Choosing to return to study is an investment in your future, and like all investments you should do some research before making a final decision. All Queensland (and Australian) universities are accredited by a regulatory body called Tertiary Education Quality Standards Agency (TEQSA). TEQSA regulates and evaluates the performance of all higher education
providers. Similarly, VET
providers are regulated by the Australian Skills Quality Authority (ASQA). While these regulatory bodies provide a level of quality assurance it is still important to ask questions of your education providers to ensure that you choose a provider that offers the best outcome for you
and your circumstances
Here is a checklist of possible questions you may wish to consider. You should clarify areas of concern before finalising your enrolment either by researching websites or asking your education provider.
- Is the organisation a registered education provider organisation?
- Does this program lead to an AQF qualification?
- Is this organisation a member of an industry body or association (such as Engineers Australia or Australian Health Practitioner Regulation Agency)?
- What content will be covered in this program?
- What are the assessment requirements for the program?
- What are the fees and other charges that relate to the program?
- When is Census date for each study period in this program?
- What is the organisation's refund policy?
- What support services are provided e.g. counselling, student welfare?
- • What study support is provided e.g. study books, textbooks, libraries?
- What is the duration of the program?
- What jobs might this qualification lead to?
- What are the graduate attributes for this program?
- What are the employment outcomes for this program?
- Does this organisation offer job placement or internship opportunities as part the qualification?
You can check if your education provider is fully registered by visiting:
Other information can be found at:
Open Days and Orientation
Most education providers have an Open Day at least once a year. These often take place in the middle of the year (July – September) but can occur at other times. An Open Day is your opportunity to visit a campus and gain a “feel” for it. It is an opportunity to talk to lecturers from the program
you are interested in and gain the information you may need. It is your chance to check whether the education provider and the program

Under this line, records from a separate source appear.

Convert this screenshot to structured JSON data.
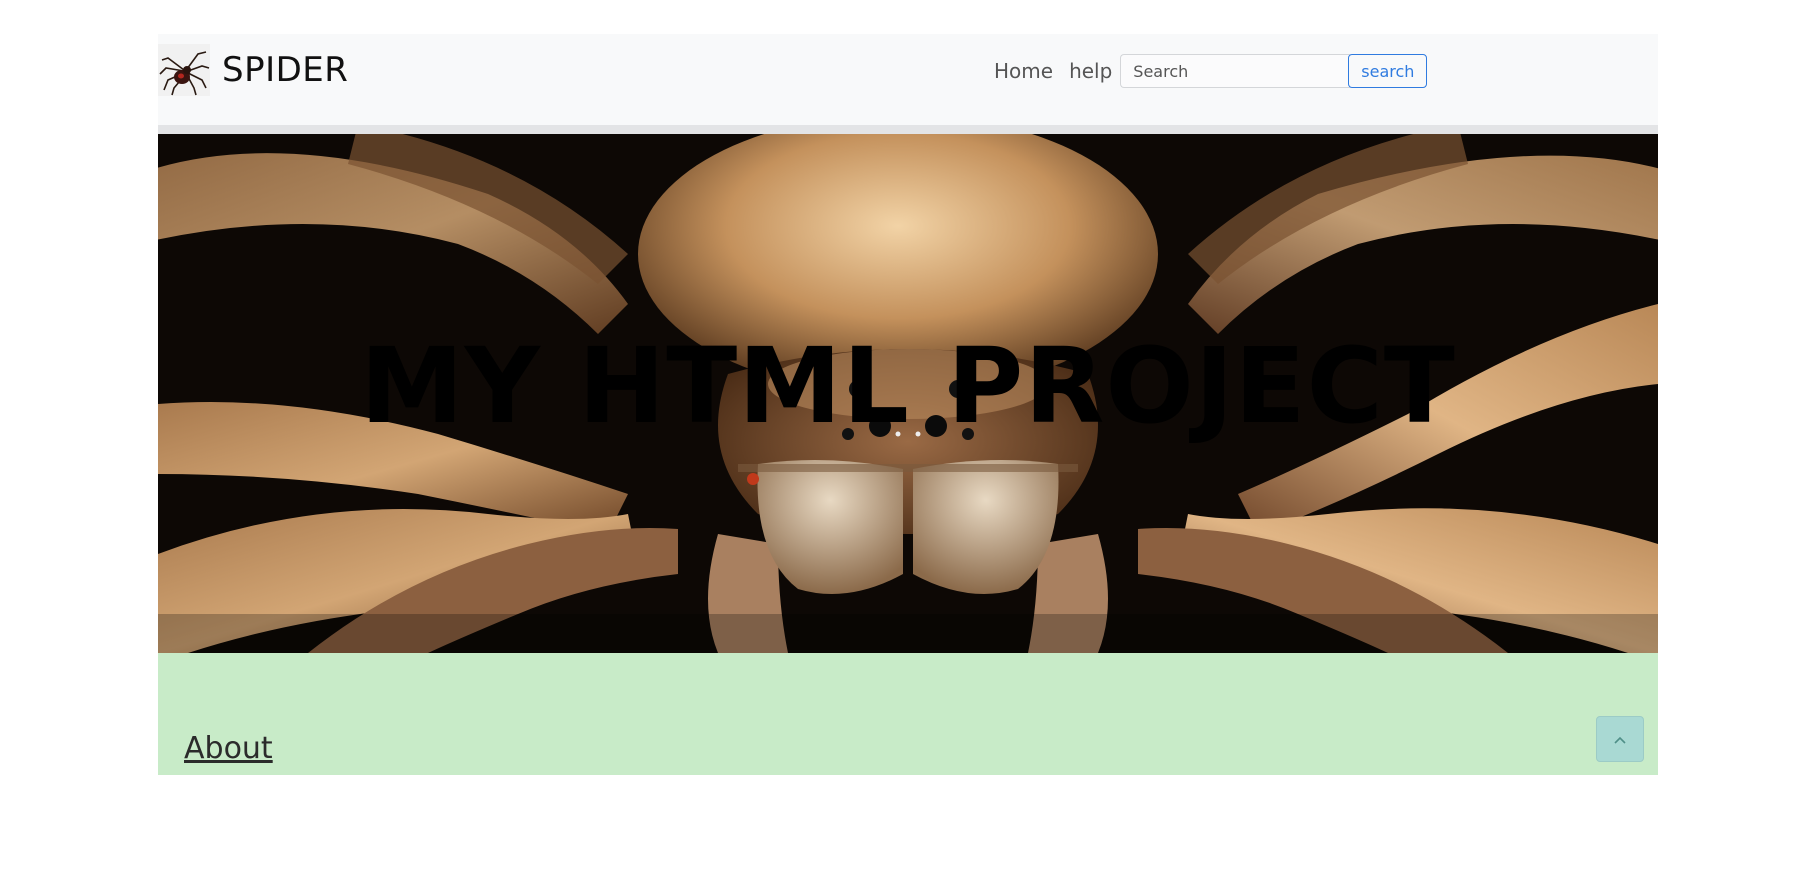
{
  "navbar": {
    "brand": "SPIDER",
    "links": [
      {
        "label": "Home"
      },
      {
        "label": "help"
      }
    ],
    "search": {
      "placeholder": "Search",
      "value": "",
      "button_label": "search"
    }
  },
  "hero": {
    "title": "MY HTML PROJECT"
  },
  "about": {
    "link_label": "About"
  },
  "icons": {
    "brand_logo": "spider-logo-icon",
    "scroll_top": "chevron-up-icon"
  },
  "colors": {
    "navbar_bg": "#f8f9fa",
    "accent": "#2f7be0",
    "about_bg": "#c8ebc8",
    "scroll_button_bg": "#a9d9d3"
  }
}
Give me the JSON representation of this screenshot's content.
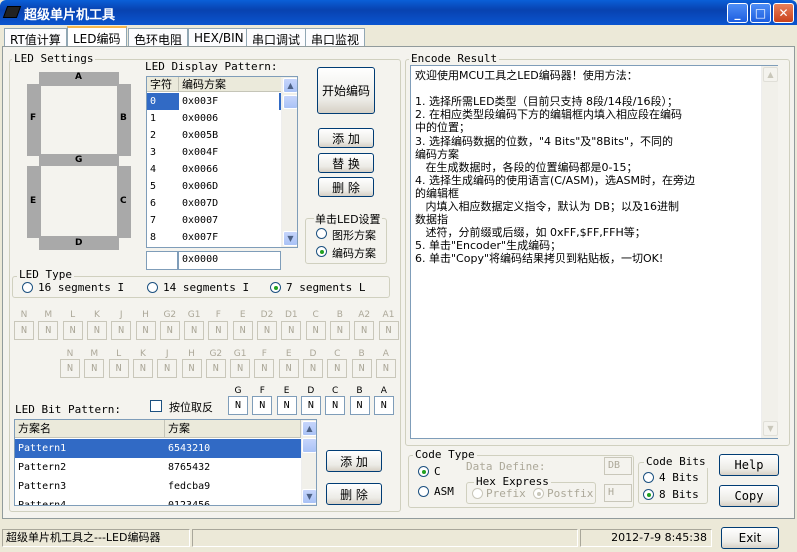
{
  "window": {
    "title": "超级单片机工具",
    "min": "_",
    "max": "□",
    "close": "✕"
  },
  "tabs": [
    "RT值计算",
    "LED编码",
    "色环电阻",
    "HEX/BIN",
    "串口调试",
    "串口监视"
  ],
  "led_settings": {
    "title": "LED Settings",
    "segments": [
      "A",
      "B",
      "C",
      "D",
      "E",
      "F",
      "G"
    ]
  },
  "display_pattern": {
    "title": "LED Display Pattern:",
    "headers": [
      "字符",
      "编码方案"
    ],
    "rows": [
      [
        "0",
        "0x003F"
      ],
      [
        "1",
        "0x0006"
      ],
      [
        "2",
        "0x005B"
      ],
      [
        "3",
        "0x004F"
      ],
      [
        "4",
        "0x0066"
      ],
      [
        "5",
        "0x006D"
      ],
      [
        "6",
        "0x007D"
      ],
      [
        "7",
        "0x0007"
      ],
      [
        "8",
        "0x007F"
      ]
    ],
    "edit_char": "",
    "edit_code": "0x0000"
  },
  "buttons": {
    "start": "开始编码",
    "add": "添 加",
    "replace": "替 换",
    "delete": "删 除",
    "add2": "添 加",
    "delete2": "删 除",
    "help": "Help",
    "copy": "Copy",
    "exit": "Exit"
  },
  "click_led": {
    "title": "单击LED设置",
    "options": [
      "图形方案",
      "编码方案"
    ],
    "selected": 1
  },
  "led_type": {
    "title": "LED Type",
    "options": [
      "16 segments I",
      "14 segments I",
      "7 segments L"
    ],
    "selected": 2
  },
  "bits16": {
    "labels": [
      "N",
      "M",
      "L",
      "K",
      "J",
      "H",
      "G2",
      "G1",
      "F",
      "E",
      "D2",
      "D1",
      "C",
      "B",
      "A2",
      "A1"
    ],
    "values": [
      "N",
      "N",
      "N",
      "N",
      "N",
      "N",
      "N",
      "N",
      "N",
      "N",
      "N",
      "N",
      "N",
      "N",
      "N",
      "N"
    ]
  },
  "bits14": {
    "labels": [
      "N",
      "M",
      "L",
      "K",
      "J",
      "H",
      "G2",
      "G1",
      "F",
      "E",
      "D",
      "C",
      "B",
      "A"
    ],
    "values": [
      "N",
      "N",
      "N",
      "N",
      "N",
      "N",
      "N",
      "N",
      "N",
      "N",
      "N",
      "N",
      "N",
      "N"
    ]
  },
  "bits7": {
    "labels": [
      "G",
      "F",
      "E",
      "D",
      "C",
      "B",
      "A"
    ],
    "values": [
      "N",
      "N",
      "N",
      "N",
      "N",
      "N",
      "N"
    ]
  },
  "bit_pattern": {
    "title": "LED Bit Pattern:",
    "invert_label": "按位取反",
    "headers": [
      "方案名",
      "方案"
    ],
    "rows": [
      [
        "Pattern1",
        "6543210"
      ],
      [
        "Pattern2",
        "8765432"
      ],
      [
        "Pattern3",
        "fedcba9"
      ],
      [
        "Pattern4",
        "0123456"
      ]
    ]
  },
  "encode_result": {
    "title": "Encode Result",
    "lines": [
      "欢迎使用MCU工具之LED编码器！使用方法：",
      "",
      "1. 选择所需LED类型（目前只支持 8段/14段/16段）；",
      "2. 在相应类型段编码下方的编辑框内填入相应段在编码",
      "中的位置；",
      "3. 选择编码数据的位数，\"4 Bits\"及\"8Bits\"，不同的",
      "编码方案",
      "   在生成数据时，各段的位置编码都是0-15；",
      "4. 选择生成编码的使用语言(C/ASM)，选ASM时，在旁边",
      "的编辑框",
      "   内填入相应数据定义指令，默认为 DB；以及16进制",
      "数据指",
      "   述符，分前缀或后缀，如 0xFF,$FF,FFH等；",
      "5. 单击\"Encoder\"生成编码；",
      "6. 单击\"Copy\"将编码结果拷贝到粘贴板，一切OK!"
    ]
  },
  "code_type": {
    "title": "Code Type",
    "options": [
      "C",
      "ASM"
    ],
    "selected": 0,
    "data_define_label": "Data Define:",
    "data_define_value": "DB",
    "hex_express_title": "Hex Express",
    "hex_options": [
      "Prefix",
      "Postfix"
    ],
    "hex_selected": 1,
    "hex_value": "H"
  },
  "code_bits": {
    "title": "Code Bits",
    "options": [
      "4 Bits",
      "8 Bits"
    ],
    "selected": 1
  },
  "status": {
    "text": "超级单片机工具之---LED编码器",
    "datetime": "2012-7-9 8:45:38"
  }
}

will be a good fit for you and your particular circumstances.
Once you are enrolled you will be invited to attend Orientation (or there will be on-line Orientation opportunities for students studying off-campus
). It can be tempting to skip some of these activities, especially if you have studied before, but it is really important to take part. You will be introduced to other students studying in your program
, get to know your way around campus, find out about support services available to you and be able to take part in workshops offered by the library or study centre that will help you in your first semester. So it’s well worth the time spent to take part in Orientation.